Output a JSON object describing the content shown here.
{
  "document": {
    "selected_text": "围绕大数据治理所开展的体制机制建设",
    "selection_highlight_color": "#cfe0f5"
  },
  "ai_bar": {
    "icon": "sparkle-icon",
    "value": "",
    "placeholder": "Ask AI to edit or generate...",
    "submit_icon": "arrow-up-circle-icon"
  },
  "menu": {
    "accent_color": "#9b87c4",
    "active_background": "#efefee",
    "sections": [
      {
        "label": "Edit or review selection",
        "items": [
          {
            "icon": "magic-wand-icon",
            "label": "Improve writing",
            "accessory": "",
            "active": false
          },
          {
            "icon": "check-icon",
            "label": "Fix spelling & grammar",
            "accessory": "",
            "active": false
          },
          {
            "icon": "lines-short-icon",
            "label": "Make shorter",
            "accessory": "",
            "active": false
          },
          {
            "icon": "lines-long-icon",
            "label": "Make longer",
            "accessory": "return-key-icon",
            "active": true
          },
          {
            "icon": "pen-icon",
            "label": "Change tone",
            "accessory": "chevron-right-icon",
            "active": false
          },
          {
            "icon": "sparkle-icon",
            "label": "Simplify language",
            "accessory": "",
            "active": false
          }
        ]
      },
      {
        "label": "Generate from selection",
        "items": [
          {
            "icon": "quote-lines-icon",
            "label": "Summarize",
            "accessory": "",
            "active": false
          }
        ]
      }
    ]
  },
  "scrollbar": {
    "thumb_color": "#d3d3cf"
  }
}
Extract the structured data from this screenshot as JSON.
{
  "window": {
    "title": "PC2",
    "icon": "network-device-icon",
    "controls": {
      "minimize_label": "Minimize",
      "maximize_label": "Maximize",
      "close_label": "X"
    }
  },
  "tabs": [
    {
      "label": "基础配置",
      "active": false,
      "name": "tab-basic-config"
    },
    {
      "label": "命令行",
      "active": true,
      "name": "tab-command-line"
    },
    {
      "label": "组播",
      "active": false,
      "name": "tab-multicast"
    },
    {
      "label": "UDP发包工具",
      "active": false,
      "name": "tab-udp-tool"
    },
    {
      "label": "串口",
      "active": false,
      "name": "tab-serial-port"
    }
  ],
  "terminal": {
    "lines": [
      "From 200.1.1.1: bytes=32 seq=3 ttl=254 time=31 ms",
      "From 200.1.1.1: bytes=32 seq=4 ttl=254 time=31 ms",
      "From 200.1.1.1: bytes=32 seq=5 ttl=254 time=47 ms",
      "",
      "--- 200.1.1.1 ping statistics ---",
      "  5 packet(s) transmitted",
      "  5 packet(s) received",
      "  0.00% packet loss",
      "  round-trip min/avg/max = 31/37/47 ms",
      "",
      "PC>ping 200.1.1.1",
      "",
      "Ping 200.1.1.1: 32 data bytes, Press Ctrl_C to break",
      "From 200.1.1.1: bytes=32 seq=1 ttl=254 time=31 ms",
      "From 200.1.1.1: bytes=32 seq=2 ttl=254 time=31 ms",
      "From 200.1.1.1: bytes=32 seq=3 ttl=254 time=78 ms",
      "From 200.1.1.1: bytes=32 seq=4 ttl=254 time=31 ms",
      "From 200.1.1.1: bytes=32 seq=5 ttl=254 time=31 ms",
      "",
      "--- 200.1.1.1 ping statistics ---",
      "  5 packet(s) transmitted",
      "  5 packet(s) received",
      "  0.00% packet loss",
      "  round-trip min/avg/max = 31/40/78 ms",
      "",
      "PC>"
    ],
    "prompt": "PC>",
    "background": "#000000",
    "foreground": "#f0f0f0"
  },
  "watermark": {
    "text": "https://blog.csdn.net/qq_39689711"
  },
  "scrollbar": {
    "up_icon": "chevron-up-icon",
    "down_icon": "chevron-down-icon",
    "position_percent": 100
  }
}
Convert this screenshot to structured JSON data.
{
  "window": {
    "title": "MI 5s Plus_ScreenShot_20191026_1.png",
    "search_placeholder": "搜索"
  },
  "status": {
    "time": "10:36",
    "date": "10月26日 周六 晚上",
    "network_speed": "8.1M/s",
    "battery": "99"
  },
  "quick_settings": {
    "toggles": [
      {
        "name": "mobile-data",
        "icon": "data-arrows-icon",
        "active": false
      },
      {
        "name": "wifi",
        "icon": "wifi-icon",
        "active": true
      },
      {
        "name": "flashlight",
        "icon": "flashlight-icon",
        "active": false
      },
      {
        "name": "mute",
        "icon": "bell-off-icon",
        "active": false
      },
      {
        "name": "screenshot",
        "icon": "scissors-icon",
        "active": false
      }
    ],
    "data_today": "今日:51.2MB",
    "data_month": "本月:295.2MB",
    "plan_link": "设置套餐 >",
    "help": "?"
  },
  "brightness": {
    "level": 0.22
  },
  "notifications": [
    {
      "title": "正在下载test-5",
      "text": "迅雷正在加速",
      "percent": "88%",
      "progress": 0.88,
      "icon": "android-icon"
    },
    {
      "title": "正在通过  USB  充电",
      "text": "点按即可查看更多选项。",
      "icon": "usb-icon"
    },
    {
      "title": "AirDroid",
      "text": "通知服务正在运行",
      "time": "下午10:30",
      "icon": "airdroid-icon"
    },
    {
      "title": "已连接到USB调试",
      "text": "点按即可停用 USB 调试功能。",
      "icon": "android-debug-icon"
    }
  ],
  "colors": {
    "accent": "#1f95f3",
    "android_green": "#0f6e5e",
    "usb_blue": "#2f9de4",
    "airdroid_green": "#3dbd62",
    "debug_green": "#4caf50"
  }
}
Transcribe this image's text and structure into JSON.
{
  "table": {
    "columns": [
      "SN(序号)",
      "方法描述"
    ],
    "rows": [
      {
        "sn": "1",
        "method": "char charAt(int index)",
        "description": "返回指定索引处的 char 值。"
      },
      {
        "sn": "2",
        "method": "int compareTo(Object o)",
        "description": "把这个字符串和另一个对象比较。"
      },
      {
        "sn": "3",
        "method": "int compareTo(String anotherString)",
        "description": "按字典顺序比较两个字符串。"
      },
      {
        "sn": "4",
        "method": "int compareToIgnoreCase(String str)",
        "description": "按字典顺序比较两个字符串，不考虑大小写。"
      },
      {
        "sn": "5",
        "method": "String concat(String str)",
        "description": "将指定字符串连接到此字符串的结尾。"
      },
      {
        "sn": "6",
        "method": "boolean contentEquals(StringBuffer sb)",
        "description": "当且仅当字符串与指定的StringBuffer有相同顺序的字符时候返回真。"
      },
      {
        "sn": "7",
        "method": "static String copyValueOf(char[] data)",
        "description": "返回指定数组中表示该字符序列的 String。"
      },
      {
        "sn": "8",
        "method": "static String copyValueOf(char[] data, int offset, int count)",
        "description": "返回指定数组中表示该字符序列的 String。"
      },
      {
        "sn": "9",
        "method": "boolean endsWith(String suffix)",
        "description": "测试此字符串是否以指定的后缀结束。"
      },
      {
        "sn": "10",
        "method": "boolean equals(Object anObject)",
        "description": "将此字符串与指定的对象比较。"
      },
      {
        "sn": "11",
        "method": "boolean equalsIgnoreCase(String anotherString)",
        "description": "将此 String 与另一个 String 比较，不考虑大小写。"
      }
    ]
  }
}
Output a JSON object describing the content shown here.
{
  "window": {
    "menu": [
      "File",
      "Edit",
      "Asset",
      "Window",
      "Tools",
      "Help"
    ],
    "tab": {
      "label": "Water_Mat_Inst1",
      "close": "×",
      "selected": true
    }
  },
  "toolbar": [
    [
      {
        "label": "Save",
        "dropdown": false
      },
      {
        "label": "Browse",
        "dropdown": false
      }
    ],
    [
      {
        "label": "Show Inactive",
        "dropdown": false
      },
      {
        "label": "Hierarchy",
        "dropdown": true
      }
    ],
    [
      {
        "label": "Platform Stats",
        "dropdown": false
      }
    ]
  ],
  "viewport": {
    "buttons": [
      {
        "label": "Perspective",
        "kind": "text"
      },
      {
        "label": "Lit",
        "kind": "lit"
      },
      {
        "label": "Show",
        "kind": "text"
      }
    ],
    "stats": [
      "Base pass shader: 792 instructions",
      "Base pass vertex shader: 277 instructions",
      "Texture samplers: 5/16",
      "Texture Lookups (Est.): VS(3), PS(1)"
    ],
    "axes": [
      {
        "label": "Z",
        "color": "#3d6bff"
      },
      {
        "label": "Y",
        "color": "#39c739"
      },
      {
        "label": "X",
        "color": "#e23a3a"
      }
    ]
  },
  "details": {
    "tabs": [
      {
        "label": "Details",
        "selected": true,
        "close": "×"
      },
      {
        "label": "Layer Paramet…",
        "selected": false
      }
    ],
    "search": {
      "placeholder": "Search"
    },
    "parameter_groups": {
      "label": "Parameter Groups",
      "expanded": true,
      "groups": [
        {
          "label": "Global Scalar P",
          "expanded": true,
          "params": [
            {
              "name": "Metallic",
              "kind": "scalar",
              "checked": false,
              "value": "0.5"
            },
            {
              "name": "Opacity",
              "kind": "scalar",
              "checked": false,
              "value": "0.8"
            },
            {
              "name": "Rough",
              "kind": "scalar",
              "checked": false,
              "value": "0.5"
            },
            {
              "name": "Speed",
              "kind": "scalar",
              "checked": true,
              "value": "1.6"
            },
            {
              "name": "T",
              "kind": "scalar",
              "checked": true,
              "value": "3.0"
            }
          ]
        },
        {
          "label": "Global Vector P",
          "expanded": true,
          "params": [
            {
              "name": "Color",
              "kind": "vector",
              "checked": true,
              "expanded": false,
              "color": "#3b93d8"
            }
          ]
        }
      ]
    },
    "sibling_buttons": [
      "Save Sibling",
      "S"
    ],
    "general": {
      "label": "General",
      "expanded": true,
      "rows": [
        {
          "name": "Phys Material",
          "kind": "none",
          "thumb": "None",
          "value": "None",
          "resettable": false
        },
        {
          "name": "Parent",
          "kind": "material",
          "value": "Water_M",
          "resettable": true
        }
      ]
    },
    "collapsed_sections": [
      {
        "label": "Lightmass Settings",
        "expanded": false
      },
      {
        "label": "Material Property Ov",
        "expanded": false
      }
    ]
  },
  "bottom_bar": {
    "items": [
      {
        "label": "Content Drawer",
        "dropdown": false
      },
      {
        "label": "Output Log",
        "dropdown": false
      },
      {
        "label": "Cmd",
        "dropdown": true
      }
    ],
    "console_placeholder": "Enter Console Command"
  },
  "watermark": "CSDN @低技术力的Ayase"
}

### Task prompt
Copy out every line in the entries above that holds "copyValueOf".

### Problem solution
        "method": "static String copyValueOf(char[] data)",
        "method": "static String copyValueOf(char[] data, int offset, int count)",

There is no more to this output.